--Current state of local infrastructure
D’Amours said Aylmer’s athletic and leisure infrastructure inventory includes two indoor skating rinks (Frank-Robinson and Isabelle-et-Paul-Duschesnay), one indoor swimming facility, two synthetic soccer and football fields, and the Allen Park baseball field. The sector also includes eight community centres, Parc Central in the Plateau, Parc des Cèdres with the marina and the new Robert-Middlemiss Pavillion, and the Boucher Forest, D’Amours said.
Presenting results from a public consultation on Gatineau’s sports and leisure infrastructure needs held last fall, D’Amours said residents called for more community centres in Aylmer and emphasized the need for a new indoor multi-sports complex and a gymnastics facility in the sector. She added that participants said local sports and leisure services for seniors are lacking - notably the number of tennis and pickleball courts – and that Gatineau’s current installations aren’t able to accommodate its booming population’s needs. Participants also request enhanced services for skatepark users, including at Parc Central where the installations are deemed adequate in quality but subject to overcrowding. Older skateboard infrastructure is in dire need attention. The consultation also showed public interest in developing a BMX track at Parc Central to better accommodate its diversity of users, and for year-round skateboarding facilities. Participants also expressed desire for indoor synthetic soccer fields in the west, and that athletic and leisure infrastructure in local schools also needs a general overhaul.
Pointing to a lack of services for racket sports, D’Amours said there are currently no pickleball courts in Aylmer, and an important need for additional, perhaps indoor, tennis infrastructure. Along with the sports complex, D’Amours said the city needs to develop two baseball fields (like at Allen Park), two natural soccer fields for 11 on 11 play, four free-to-play tennis courts, a cycling track, an indoor track-and-field facility, an indoor skatepark, a palestra, an indoor swimming pool, an outdoor swimming pool, and three community centres and a multisport centre for seniors to accommodate Aylmer’s future population’s sports and leisure needs.
Glad to see the city consider population growth predictions in developing more sports and leisure infrastructure, Aylmer district councillor Audrey Bureau, said it should more adequately respond to people’s needs than only building additional hockey facilities.

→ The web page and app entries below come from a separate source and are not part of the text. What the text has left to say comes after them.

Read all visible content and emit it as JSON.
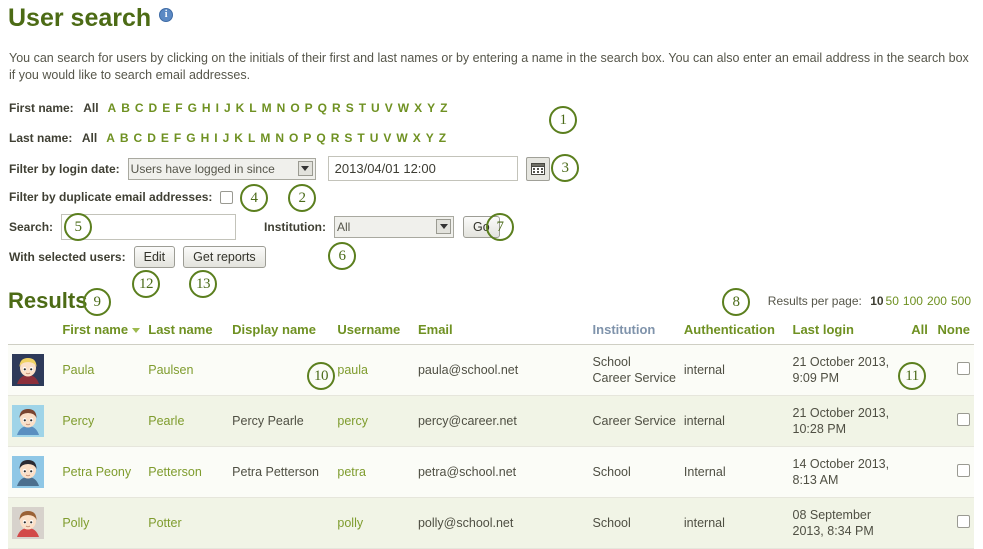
{
  "page": {
    "title": "User search",
    "info_icon": "info-icon",
    "intro": "You can search for users by clicking on the initials of their first and last names or by entering a name in the search box. You can also enter an email address in the search box if you would like to search email addresses."
  },
  "filters": {
    "first_name_label": "First name:",
    "last_name_label": "Last name:",
    "all_label": "All",
    "alphabet": [
      "A",
      "B",
      "C",
      "D",
      "E",
      "F",
      "G",
      "H",
      "I",
      "J",
      "K",
      "L",
      "M",
      "N",
      "O",
      "P",
      "Q",
      "R",
      "S",
      "T",
      "U",
      "V",
      "W",
      "X",
      "Y",
      "Z"
    ],
    "login_date_label": "Filter by login date:",
    "login_date_select": "Users have logged in since",
    "login_date_value": "2013/04/01 12:00",
    "calendar_icon": "calendar-icon",
    "duplicate_email_label": "Filter by duplicate email addresses:",
    "search_label": "Search:",
    "search_value": "",
    "search_placeholder": "",
    "institution_label": "Institution:",
    "institution_value": "All",
    "go_label": "Go",
    "with_selected_label": "With selected users:",
    "edit_label": "Edit",
    "get_reports_label": "Get reports"
  },
  "results": {
    "heading": "Results",
    "per_page_label": "Results per page:",
    "per_page_current": "10",
    "per_page_options": [
      "50",
      "100",
      "200",
      "500"
    ],
    "columns": {
      "first_name": "First name",
      "last_name": "Last name",
      "display_name": "Display name",
      "username": "Username",
      "email": "Email",
      "institution": "Institution",
      "authentication": "Authentication",
      "last_login": "Last login",
      "select_all": "All",
      "select_none": "None"
    },
    "rows": [
      {
        "first_name": "Paula",
        "last_name": "Paulsen",
        "display_name": "",
        "username": "paula",
        "email": "paula@school.net",
        "institution": "School\nCareer Service",
        "authentication": "internal",
        "last_login": "21 October 2013, 9:09 PM"
      },
      {
        "first_name": "Percy",
        "last_name": "Pearle",
        "display_name": "Percy Pearle",
        "username": "percy",
        "email": "percy@career.net",
        "institution": "Career Service",
        "authentication": "internal",
        "last_login": "21 October 2013, 10:28 PM"
      },
      {
        "first_name": "Petra Peony",
        "last_name": "Petterson",
        "display_name": "Petra Petterson",
        "username": "petra",
        "email": "petra@school.net",
        "institution": "School",
        "authentication": "Internal",
        "last_login": "14 October 2013, 8:13 AM"
      },
      {
        "first_name": "Polly",
        "last_name": "Potter",
        "display_name": "",
        "username": "polly",
        "email": "polly@school.net",
        "institution": "School",
        "authentication": "internal",
        "last_login": "08 September 2013, 8:34 PM"
      }
    ]
  },
  "annotations": [
    {
      "n": "1"
    },
    {
      "n": "2"
    },
    {
      "n": "3"
    },
    {
      "n": "4"
    },
    {
      "n": "5"
    },
    {
      "n": "6"
    },
    {
      "n": "7"
    },
    {
      "n": "8"
    },
    {
      "n": "9"
    },
    {
      "n": "10"
    },
    {
      "n": "11"
    },
    {
      "n": "12"
    },
    {
      "n": "13"
    }
  ],
  "colors": {
    "heading_green": "#4c6b15",
    "link_green": "#6f9122",
    "row_alt": "#f1f4e6",
    "annotation_green": "#5b7f1e",
    "info_blue": "#5b89c4"
  }
}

Stating that Aylmer is in severe need of more skating rinks, Bureau believes building a three-ice project would not be sufficient for future needs – adding that at least four ice surfaces are needed. She added that the city needs to improve Aylmer’s aquatic installations. Plateau district councillor Maude Marquis-Bissonnette also said the city should build four rinks instead of three with additional sports installations. Emphasizing a crying need for more sports and leisure infrastructure in the west, she also pointed to the need for an outdoor pool in her district.
D’Amours responded that an analysis focusing on the population’s aquatic infrastructure should be unveiled during the Plan directeur d’infrastructures sportives, récréatives, et communautaires’ presentation in the coming months.
Lucerne district councillor Gilles Chagnon suggested that a property next to the Paul Pelletier Aquatic Centre could be ideal for a pickleball facility. Chagnon also said the first scenario, building a three-rink project without additional sports installations - should be out of the question. Emphasizing that the project urgently needs to move forward – that it should already have been built by now - Chagnon said he expects the progress report in June to include a management plan, its sourcing strategy, cost analysis for each scenario, and financing strategies. D’Amours responded that the city will work hard to make that happen, but with no guarantees.